    Actually, the slit for the horns works very well...better than the alternative of having mold parting line there. When the top part of the mold is on it forces/ keeps the bit around the slit tight. RE: the teeth...drilling holes in silicon does not work....they just close up again, you can't physically remove any just goes through, if you see what i mean- so apart from hacking with a scalpel no chance- and u wd ruin the mold doing that! Only way I can make it work is to pour resin intot he teeth and let it set almost completely, before carefully assembling the mold and pouring as normal. It Kind of works...but very messy! To fill the teeth that way and get it back together without them falling out- net result lots more flashing, which can cope with better than non filled teeth. What also helps is pour out whatever left resin I had from the teeth into the horns...and tilt the mold up a bit so they fill properly....then you do get a complete and full cast- although with lots of annoying flashing.
    Mold straps- I had guessed they were basically velcro, so i just spent a small fortune on velcro strapping. ;-) Bit in two minds TBH- mixed results.
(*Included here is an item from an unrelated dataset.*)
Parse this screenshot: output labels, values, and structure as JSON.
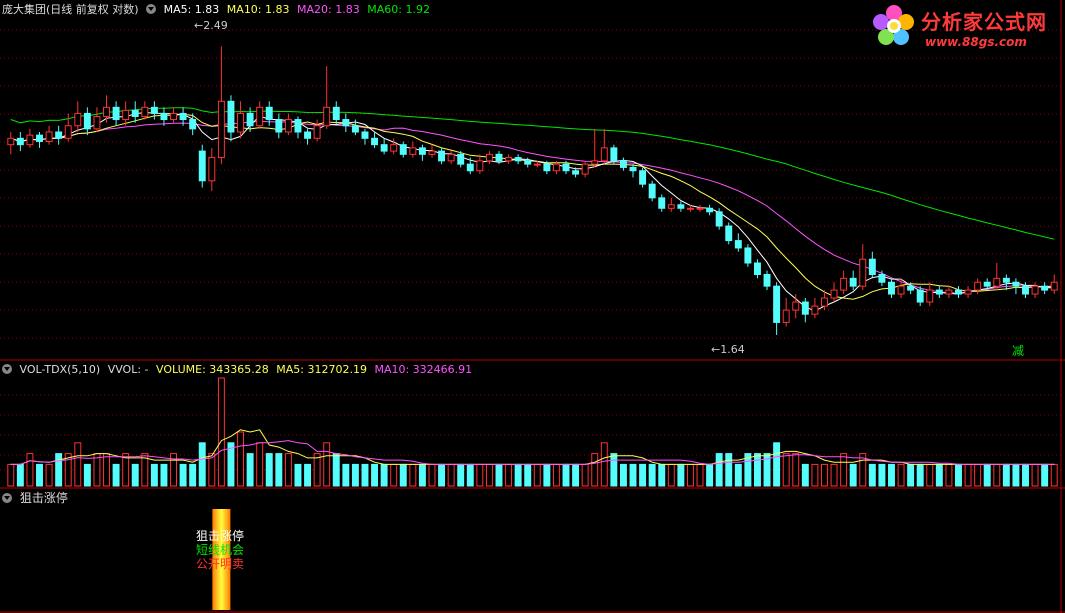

Too easy to get too tight, or too looose, so soemtime shelps soemtimes doesn't. I think best on the lower jaw parts- where the top part of the mold is very thin, too thin really...about 10mm! If i ever remake it i wnt do that again....;-)
    Without straps definately works better on the main skulls
    We call rubber bands rubber bands int he UK to! ;-) Then again we just abt americanised now----we don't torture people either, just render the f*** out of them and....well, it's all for their own good really is it not?
    I couldn't see your link for the vacuum chamber though?


    6 years ago on Introduction

    Just wanted to say congratulations on being a finalists in the Concrete & Casting Contest! This was a fantastic instructable! Good luck and I still say...make it in white chocolate ;-)

    3 replies

    Reply 6 years ago on Introduction

    Also, to drop a little more research on you, I am not sure if the mold media I used is food safe (I presume it is, but I need to double check--I'll get back to you), however the manufacturer (Smooth-On) has a page on their site about using their mold medias for food applications.

    A food safe mold release (or no mold release) would need to be used. The mold release I used was particularly poisonous! Alginate (the stuff your dentist uses to mold your teeth) would be a really good temporary mold to use with food, but the mold would dry out and would need to be used with chocolate immediately.


    Reply 5 years ago on Introduction

    @poofrabbit: I did a similar instructable involving chocolate, and I can say from experience that white chocolate is very difficult to work with. I'm sure this depends somewhat on the brands, but ghirardelli (which is a pretty good brand) never really melts but instead becomes frosting-like. Probably not enough cocoa butter in proportion to sugar. Dark chocolate is another matter, and would easily catch the details as finely as wax.